◆ ABOUT THIS TASK ◆
Where a line below holds the string "rest", copy that line.

Web page and app entries:
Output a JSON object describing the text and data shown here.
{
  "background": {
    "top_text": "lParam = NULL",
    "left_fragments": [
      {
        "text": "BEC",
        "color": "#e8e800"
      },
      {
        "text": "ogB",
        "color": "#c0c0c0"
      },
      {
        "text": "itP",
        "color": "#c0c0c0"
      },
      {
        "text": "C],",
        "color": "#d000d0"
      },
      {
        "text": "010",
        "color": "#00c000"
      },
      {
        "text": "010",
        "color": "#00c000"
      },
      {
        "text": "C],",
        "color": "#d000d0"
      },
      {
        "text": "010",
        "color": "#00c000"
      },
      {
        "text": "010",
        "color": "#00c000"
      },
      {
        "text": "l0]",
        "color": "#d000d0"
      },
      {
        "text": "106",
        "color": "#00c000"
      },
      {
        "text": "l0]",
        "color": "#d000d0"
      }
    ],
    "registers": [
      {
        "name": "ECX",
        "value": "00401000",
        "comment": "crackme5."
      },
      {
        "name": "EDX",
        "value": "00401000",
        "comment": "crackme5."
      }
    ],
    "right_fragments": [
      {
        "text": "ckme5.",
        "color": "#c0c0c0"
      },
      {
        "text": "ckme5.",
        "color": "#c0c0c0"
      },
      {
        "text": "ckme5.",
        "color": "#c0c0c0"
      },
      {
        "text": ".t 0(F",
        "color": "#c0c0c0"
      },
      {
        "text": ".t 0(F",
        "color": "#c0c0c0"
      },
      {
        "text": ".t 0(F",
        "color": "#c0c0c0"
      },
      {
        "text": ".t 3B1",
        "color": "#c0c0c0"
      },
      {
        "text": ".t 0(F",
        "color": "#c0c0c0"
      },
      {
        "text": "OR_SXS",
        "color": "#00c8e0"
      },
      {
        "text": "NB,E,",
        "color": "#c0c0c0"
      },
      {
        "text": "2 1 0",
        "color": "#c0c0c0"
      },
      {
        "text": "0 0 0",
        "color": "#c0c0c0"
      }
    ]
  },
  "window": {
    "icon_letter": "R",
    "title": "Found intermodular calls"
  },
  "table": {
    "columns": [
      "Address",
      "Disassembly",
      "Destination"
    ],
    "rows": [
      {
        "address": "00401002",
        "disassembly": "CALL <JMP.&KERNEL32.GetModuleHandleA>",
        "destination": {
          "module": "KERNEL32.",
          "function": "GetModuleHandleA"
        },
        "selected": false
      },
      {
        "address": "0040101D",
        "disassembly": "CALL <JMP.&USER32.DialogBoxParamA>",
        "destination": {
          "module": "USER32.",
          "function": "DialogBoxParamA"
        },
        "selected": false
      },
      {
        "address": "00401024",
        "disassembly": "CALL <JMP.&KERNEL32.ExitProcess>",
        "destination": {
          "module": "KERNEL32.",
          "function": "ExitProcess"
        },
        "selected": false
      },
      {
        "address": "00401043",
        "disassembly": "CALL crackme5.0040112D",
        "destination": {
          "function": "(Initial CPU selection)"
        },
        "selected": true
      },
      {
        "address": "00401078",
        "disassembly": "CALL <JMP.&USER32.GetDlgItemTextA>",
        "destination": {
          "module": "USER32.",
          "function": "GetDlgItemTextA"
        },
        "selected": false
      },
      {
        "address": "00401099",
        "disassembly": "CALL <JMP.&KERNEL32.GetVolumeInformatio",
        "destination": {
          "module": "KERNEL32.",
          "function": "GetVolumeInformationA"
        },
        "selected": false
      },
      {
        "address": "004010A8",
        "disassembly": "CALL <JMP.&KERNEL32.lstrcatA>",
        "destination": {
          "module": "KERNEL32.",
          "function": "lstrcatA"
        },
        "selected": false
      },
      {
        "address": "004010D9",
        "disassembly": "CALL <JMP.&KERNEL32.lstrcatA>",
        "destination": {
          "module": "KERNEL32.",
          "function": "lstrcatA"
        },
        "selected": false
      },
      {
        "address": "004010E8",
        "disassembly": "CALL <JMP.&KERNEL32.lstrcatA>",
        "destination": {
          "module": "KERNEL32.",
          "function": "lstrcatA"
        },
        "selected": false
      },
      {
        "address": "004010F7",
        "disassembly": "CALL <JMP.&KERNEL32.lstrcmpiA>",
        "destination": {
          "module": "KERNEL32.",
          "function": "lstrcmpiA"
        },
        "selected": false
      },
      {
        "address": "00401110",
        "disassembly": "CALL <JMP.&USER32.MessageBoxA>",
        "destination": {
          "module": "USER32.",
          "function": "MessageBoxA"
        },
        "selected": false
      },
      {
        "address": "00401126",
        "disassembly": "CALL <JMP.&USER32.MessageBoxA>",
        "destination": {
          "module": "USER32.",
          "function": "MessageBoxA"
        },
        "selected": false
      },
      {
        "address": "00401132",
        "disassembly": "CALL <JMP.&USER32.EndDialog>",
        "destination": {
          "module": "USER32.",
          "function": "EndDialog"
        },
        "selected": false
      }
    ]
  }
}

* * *

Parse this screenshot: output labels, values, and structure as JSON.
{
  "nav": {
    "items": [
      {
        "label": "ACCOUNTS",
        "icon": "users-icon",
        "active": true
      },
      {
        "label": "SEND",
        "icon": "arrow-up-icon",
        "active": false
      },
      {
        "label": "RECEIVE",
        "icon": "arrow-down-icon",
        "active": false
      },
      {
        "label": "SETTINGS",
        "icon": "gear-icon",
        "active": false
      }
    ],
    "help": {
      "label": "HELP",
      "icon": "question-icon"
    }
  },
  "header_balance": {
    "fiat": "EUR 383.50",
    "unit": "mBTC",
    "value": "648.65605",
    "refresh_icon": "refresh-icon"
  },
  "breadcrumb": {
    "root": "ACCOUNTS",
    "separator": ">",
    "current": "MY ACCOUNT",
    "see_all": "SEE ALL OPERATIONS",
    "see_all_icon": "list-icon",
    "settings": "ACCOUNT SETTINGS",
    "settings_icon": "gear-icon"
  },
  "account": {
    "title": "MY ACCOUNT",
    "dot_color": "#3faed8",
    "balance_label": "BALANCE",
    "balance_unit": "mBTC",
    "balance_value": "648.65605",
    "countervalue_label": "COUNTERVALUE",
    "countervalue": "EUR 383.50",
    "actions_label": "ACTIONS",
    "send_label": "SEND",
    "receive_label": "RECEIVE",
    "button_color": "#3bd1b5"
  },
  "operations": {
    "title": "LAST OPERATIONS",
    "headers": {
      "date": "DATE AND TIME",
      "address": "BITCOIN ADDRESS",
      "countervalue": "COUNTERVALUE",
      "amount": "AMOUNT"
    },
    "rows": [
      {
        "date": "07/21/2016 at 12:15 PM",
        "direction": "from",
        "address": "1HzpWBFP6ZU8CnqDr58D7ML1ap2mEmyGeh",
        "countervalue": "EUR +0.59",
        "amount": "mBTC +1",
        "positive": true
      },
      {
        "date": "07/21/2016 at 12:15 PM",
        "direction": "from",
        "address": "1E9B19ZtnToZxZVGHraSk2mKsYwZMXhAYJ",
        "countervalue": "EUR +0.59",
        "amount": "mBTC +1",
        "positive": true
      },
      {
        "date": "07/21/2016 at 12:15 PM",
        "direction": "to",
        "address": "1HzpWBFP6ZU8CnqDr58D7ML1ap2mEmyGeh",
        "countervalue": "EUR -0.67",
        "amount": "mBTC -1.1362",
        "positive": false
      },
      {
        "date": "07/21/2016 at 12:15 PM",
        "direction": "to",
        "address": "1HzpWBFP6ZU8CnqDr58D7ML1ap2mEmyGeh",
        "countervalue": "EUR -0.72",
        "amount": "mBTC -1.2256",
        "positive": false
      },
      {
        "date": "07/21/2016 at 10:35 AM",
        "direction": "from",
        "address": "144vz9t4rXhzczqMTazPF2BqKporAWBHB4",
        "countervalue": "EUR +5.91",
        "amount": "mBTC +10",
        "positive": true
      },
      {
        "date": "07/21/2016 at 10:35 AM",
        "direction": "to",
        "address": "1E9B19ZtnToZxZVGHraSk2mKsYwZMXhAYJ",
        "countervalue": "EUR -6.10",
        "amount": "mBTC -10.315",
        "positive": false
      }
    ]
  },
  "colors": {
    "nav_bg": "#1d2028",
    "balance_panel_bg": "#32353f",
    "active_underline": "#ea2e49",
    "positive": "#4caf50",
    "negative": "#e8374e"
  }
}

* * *

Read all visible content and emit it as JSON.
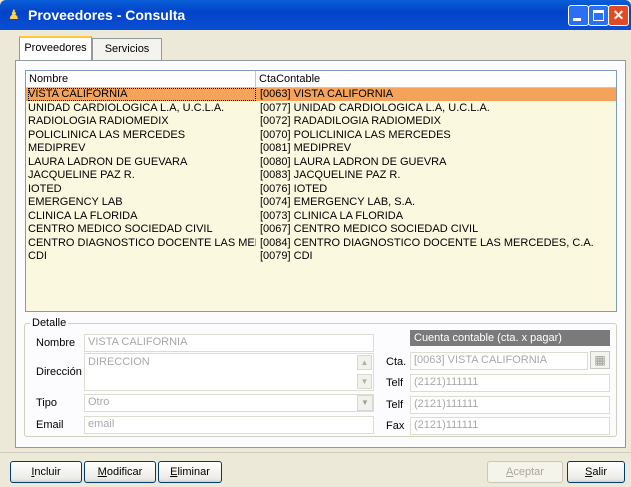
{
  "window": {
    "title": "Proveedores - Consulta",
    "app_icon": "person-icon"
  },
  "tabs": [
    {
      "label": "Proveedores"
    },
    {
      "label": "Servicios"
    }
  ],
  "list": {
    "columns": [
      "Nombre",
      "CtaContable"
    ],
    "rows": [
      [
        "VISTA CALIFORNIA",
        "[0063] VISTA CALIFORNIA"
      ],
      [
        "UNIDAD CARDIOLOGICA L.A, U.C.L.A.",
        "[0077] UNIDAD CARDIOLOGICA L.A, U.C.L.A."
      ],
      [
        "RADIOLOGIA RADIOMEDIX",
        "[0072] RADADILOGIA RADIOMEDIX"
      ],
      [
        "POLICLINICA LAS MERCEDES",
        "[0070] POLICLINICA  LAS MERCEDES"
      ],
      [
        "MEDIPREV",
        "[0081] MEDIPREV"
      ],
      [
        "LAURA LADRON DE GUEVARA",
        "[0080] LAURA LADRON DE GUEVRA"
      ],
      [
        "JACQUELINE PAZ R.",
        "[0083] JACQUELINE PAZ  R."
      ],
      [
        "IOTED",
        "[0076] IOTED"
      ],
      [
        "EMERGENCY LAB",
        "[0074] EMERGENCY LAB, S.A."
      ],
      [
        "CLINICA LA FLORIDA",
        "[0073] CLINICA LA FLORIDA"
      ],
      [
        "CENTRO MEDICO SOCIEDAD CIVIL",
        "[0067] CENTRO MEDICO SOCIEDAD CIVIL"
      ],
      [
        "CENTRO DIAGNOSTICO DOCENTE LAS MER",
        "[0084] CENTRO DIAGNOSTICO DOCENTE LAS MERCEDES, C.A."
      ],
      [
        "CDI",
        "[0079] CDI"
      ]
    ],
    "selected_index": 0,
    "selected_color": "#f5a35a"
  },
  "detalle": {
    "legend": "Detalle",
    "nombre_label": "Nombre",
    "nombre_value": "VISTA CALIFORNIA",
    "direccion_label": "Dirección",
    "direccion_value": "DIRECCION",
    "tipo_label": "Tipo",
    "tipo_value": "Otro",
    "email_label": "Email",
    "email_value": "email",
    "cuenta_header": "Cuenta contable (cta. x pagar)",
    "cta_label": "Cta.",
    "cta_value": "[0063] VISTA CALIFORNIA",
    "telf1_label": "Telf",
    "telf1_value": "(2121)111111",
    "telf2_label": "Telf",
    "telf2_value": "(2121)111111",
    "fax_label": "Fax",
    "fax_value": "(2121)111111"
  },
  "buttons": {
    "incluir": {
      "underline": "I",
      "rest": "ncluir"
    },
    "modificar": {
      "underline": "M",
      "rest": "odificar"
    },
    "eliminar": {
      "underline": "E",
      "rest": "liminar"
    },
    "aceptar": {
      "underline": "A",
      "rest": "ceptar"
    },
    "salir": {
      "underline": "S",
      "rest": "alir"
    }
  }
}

◆ SOLUTION FOR THIS PROBLEM ◆
      "rest": "ncluir"
      "rest": "odificar"
      "rest": "liminar"
      "rest": "ceptar"
      "rest": "alir"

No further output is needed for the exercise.